- Opening Delimiter -
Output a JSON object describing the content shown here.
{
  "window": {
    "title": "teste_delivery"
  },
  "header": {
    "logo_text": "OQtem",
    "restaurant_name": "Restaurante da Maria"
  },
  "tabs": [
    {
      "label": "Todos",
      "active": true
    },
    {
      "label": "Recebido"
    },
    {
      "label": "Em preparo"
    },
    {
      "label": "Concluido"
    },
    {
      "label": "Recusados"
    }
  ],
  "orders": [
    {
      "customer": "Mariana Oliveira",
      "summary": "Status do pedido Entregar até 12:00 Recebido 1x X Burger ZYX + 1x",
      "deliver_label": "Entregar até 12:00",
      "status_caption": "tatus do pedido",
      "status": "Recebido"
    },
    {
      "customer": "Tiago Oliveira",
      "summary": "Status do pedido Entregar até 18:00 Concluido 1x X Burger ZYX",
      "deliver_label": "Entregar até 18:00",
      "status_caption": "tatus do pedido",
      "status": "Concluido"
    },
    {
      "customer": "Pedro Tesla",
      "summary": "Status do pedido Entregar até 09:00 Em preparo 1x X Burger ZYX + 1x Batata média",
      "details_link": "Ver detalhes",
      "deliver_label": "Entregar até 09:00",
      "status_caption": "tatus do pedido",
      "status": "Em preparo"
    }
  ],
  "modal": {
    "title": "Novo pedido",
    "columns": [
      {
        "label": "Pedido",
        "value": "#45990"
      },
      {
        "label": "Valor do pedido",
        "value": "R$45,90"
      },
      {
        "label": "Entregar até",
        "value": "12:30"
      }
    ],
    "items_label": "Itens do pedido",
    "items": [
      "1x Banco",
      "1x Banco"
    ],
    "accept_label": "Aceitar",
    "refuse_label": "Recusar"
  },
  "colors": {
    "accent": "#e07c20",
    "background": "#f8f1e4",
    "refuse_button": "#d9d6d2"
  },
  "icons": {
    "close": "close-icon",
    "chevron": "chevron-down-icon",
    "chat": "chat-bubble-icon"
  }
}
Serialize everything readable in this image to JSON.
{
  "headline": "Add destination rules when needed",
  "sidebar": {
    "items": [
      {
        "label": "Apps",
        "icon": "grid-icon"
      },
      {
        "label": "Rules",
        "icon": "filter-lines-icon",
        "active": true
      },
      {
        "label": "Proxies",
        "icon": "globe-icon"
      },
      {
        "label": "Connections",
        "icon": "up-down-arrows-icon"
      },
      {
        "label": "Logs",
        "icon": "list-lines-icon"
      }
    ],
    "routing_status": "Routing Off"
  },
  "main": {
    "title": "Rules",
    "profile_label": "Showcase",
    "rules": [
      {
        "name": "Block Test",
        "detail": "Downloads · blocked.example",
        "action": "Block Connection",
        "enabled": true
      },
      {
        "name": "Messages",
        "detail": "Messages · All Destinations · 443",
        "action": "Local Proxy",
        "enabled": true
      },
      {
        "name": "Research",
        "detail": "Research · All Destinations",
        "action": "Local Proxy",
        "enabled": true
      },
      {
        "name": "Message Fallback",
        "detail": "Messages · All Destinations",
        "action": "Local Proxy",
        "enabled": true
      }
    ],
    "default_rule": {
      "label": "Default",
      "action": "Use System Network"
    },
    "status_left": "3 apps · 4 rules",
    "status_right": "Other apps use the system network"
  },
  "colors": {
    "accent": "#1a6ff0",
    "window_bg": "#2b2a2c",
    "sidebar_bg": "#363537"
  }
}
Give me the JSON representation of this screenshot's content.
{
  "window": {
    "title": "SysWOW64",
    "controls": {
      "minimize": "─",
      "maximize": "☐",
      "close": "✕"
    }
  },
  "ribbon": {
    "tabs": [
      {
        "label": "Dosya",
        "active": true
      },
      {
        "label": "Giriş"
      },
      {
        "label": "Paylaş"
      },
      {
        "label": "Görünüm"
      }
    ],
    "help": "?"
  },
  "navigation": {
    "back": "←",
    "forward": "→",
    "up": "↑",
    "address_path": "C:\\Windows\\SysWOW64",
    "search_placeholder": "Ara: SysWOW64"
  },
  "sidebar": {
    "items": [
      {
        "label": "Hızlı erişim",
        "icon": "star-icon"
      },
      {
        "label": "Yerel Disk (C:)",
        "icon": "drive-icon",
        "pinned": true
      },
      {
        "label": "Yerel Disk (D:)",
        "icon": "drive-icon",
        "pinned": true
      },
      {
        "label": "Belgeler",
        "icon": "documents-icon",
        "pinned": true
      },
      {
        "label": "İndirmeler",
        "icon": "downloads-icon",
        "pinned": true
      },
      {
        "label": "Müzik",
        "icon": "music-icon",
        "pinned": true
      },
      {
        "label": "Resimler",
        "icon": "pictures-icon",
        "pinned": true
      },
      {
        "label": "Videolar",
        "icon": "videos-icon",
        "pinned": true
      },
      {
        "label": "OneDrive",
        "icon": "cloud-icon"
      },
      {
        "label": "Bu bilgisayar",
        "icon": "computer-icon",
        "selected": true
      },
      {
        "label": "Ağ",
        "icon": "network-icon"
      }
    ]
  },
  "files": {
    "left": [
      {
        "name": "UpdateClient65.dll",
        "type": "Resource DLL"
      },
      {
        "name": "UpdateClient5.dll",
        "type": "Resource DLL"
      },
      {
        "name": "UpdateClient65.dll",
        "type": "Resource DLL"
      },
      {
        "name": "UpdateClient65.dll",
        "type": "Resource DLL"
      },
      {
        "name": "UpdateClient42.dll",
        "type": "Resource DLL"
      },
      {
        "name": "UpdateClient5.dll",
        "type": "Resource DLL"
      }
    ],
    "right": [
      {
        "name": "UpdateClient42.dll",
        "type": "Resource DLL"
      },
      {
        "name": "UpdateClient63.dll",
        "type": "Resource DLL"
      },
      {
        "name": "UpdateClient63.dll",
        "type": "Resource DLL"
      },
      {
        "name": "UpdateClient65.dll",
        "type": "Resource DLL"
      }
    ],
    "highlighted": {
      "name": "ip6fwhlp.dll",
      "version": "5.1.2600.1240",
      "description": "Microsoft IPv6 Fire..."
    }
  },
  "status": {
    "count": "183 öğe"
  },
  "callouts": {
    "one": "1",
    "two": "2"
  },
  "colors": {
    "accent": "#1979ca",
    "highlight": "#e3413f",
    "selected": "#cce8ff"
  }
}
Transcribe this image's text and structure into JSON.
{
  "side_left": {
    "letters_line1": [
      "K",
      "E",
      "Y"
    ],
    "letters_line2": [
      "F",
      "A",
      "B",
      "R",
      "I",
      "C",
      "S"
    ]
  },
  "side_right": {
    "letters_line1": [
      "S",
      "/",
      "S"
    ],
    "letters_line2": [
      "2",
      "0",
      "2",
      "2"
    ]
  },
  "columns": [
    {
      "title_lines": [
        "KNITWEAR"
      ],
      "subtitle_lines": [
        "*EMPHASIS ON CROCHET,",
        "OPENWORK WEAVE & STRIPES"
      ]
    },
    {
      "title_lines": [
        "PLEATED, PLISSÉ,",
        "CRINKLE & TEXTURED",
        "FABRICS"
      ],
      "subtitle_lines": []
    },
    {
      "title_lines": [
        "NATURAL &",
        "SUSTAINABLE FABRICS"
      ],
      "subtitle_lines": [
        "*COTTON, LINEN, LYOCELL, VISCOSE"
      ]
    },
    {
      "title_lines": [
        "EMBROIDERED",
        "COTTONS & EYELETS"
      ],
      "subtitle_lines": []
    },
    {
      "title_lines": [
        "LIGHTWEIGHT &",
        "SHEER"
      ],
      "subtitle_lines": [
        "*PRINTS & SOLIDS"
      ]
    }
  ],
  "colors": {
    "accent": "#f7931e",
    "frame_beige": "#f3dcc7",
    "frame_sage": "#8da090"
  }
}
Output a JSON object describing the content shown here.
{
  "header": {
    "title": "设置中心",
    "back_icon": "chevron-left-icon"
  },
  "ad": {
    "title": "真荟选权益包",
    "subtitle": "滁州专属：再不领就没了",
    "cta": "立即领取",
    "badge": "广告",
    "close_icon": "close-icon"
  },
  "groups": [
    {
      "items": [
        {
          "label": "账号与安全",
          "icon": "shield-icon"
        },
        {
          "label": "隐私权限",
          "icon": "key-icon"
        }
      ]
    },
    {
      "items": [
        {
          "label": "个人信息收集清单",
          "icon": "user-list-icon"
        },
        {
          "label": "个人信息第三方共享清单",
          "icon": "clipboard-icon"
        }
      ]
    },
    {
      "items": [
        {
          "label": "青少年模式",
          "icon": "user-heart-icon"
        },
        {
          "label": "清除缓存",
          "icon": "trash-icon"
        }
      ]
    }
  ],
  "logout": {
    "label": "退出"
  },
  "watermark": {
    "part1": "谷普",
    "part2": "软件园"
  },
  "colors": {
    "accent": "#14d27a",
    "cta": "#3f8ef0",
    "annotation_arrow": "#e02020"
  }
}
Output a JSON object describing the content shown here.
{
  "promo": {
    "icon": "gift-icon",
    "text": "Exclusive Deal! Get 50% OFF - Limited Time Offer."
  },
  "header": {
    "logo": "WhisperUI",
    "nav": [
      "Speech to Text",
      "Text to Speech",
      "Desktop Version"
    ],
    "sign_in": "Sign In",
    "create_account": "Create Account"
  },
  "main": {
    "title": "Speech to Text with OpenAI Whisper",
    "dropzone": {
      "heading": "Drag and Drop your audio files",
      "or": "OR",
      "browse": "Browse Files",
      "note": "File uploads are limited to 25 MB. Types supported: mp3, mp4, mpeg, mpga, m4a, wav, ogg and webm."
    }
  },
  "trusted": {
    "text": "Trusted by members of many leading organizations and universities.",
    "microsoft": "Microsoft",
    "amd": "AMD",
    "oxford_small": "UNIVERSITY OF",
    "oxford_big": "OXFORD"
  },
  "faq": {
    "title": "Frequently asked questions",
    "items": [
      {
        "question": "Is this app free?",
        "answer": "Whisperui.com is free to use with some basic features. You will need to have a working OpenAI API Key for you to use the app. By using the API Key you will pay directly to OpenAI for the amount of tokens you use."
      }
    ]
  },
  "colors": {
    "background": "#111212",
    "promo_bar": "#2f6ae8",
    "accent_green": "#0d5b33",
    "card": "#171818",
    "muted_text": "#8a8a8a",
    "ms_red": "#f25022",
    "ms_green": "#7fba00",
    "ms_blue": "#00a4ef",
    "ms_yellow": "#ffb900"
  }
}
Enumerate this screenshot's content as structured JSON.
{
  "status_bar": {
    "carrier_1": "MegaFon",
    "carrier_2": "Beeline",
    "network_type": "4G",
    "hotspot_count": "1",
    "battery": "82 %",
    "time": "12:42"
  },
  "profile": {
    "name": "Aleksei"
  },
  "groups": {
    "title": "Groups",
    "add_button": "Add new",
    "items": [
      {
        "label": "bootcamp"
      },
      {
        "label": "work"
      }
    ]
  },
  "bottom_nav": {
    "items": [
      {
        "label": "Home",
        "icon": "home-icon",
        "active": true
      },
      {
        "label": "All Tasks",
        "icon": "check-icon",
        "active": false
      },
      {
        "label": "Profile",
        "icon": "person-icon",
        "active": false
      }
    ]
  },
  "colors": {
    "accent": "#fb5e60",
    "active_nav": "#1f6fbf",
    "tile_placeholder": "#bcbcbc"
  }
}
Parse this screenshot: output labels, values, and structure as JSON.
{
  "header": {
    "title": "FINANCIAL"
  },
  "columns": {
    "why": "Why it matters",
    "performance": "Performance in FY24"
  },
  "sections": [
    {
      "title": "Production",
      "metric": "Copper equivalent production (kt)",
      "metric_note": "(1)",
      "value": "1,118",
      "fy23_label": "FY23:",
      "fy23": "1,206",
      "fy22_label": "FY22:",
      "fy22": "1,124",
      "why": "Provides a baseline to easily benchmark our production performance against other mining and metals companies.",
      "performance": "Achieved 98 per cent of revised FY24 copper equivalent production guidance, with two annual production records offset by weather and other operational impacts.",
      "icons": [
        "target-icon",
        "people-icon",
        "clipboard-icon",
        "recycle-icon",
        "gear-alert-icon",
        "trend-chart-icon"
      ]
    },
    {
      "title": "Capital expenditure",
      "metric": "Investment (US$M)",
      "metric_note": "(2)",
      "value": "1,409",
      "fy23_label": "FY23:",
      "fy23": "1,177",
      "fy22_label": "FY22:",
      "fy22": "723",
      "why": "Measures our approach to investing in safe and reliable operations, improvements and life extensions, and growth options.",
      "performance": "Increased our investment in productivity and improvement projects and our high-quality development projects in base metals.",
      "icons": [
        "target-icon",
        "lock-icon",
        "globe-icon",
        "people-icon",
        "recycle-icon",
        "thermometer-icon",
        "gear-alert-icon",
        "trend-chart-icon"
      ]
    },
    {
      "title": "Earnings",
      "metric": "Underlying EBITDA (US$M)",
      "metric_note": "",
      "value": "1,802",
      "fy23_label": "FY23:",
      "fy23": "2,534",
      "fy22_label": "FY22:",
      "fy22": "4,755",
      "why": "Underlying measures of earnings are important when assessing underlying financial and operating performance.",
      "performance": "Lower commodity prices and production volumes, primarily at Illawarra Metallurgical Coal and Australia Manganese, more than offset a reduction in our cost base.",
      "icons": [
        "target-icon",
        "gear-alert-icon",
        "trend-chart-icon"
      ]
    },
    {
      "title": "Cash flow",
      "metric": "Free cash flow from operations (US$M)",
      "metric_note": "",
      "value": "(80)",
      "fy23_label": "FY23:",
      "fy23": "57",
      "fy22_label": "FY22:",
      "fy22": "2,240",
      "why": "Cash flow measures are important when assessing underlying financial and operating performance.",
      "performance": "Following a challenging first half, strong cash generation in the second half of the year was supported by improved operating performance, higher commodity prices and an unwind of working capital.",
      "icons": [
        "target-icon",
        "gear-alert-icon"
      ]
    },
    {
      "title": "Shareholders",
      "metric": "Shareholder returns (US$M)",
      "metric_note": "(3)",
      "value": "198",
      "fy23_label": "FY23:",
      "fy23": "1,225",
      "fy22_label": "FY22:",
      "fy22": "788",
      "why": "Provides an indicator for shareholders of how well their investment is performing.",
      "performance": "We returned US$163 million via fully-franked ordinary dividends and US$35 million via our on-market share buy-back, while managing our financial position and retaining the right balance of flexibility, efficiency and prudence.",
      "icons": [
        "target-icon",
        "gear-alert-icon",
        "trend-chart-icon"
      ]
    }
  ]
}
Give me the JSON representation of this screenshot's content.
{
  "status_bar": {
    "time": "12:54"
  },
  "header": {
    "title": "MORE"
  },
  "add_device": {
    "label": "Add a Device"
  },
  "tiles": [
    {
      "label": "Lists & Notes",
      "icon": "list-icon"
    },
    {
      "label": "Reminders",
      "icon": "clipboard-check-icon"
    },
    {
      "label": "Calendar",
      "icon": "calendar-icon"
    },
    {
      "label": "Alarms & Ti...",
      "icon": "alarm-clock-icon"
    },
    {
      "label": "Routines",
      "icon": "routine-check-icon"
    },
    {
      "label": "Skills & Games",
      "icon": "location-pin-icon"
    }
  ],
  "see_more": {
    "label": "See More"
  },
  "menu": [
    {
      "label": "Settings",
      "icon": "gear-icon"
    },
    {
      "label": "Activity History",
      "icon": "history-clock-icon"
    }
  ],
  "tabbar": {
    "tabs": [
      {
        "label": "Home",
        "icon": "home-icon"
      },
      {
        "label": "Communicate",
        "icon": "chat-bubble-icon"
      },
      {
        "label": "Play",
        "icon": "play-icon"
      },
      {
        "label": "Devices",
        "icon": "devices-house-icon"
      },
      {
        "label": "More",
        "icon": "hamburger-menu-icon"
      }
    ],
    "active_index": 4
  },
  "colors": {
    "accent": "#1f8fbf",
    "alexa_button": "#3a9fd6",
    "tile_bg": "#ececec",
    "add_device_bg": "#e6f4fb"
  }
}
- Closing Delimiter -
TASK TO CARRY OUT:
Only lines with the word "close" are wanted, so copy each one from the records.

YOUR SOLUTION:
    "close": "close-icon",
      "close": "✕"
    "close_icon": "close-icon"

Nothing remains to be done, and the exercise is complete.